Date of Award


Document Type


Degree Name

Doctor of Philosophy (PhD)



First Advisor

Christopher R. Orchard, D.Phil.

Second Advisor

Thomas J. Slater, Ph.D.

Third Advisor

Michael T. Williamson, Ph.D.
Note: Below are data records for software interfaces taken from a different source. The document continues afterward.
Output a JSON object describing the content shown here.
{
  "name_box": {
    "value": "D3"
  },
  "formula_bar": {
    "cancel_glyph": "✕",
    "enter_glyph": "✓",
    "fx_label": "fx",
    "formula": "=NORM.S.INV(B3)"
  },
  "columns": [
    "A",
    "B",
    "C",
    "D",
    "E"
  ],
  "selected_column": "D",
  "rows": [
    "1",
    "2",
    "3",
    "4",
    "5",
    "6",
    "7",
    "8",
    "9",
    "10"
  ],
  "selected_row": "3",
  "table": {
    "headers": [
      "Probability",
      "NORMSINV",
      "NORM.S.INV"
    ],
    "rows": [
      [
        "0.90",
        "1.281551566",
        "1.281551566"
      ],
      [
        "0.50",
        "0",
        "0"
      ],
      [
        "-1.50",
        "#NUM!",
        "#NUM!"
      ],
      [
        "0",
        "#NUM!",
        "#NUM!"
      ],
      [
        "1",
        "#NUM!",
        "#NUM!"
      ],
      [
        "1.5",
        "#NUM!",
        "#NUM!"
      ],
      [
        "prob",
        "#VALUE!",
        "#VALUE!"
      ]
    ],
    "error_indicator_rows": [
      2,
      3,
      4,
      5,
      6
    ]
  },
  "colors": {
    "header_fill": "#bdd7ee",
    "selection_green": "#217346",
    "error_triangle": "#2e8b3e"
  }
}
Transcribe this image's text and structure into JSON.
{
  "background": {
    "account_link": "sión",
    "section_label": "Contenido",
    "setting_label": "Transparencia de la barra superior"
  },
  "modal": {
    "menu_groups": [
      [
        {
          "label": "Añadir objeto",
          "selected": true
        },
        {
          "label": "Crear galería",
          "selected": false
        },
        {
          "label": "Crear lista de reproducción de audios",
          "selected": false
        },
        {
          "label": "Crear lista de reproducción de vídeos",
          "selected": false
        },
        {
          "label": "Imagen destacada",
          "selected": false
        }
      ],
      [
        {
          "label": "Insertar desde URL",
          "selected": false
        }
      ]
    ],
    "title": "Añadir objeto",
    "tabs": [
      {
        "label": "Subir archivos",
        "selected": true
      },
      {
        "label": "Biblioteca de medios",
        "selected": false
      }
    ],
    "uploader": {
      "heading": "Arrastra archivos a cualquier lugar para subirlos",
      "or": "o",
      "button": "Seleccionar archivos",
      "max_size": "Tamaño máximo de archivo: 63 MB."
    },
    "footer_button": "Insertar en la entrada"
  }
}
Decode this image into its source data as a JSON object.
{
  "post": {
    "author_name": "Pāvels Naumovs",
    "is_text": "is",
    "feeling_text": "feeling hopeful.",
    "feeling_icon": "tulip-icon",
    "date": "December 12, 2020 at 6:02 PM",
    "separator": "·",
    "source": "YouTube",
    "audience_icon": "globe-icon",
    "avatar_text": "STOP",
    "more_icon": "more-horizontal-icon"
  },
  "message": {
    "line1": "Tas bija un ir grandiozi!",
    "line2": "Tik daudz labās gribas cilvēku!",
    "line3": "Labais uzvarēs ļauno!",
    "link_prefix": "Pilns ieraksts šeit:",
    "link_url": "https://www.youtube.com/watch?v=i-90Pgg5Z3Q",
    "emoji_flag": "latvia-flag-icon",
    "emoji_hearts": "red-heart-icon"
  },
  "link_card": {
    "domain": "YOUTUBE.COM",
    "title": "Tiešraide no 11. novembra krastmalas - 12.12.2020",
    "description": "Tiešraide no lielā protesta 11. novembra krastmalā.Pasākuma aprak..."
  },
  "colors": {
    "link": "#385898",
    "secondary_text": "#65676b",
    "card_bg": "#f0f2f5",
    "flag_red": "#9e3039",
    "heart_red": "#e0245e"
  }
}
This dissertation provides a comprehensive definition of forgiveness and presents a theory of reading forgiveness as it applies the proposed theory to early modern drama. Forgiveness, as I define it, is a relationship of two singularities; a victim and guilty party, in which the decision of granting forgiveness becomes an exclusive right of the victim or the person offended. I theorize that we can separate out this relationship into either secular or religious categorizations based on the motives or the manner in which forgiveness is granted by man to man or withheld from one by another; if forgiveness is granted or withheld due to a humane sentiment rather than divine sentiment or commands, we are speaking of a secular relationship of forgiveness; if forgiveness is granted due to a theological sentiment or commands, we are speaking of a religious relationship of forgiveness. However, there are some other cases in which forgiveness can be seen as neither secular nor religious. But rather, we can see it as hybrid form of forgiveness which embraces both theological and secular aspects of forgiveness. Thus, I develop three main categories of forgiveness: secular, theological and hybrid. Then, I define four secular models of forgiveness and two main theological models of forgiveness in an attempt to define secular and theological forms of forgiveness. I also define three hybrid forms of forgiveness, which can be located within a continuum of both secular and religious motivations. Chapter one deals with forgiveness from a theoretical perspective. It defines forgiveness as a concept and presents my theory of reading forgiveness supported with textual examples from early modern drama. Chapter two rereads forgiveness in William Shakespeare's comedies. It discusses the false, true and absolute forms of forgiveness in All's Well That Ends Well, Measure for Measure and The Tempest. Chapter three analyzes forgiveness in Shakespeare's Othello and King Lear and Thomas Heywood's A Woman Killed with Kindness. Chapter four discusses the hybrid motives of withholding forgiveness from the other in Shakespeare's The Merchant of Venice and Christopher Marlowe's The Jew of Malta. Chapter five summarizes and concludes the previous chapters.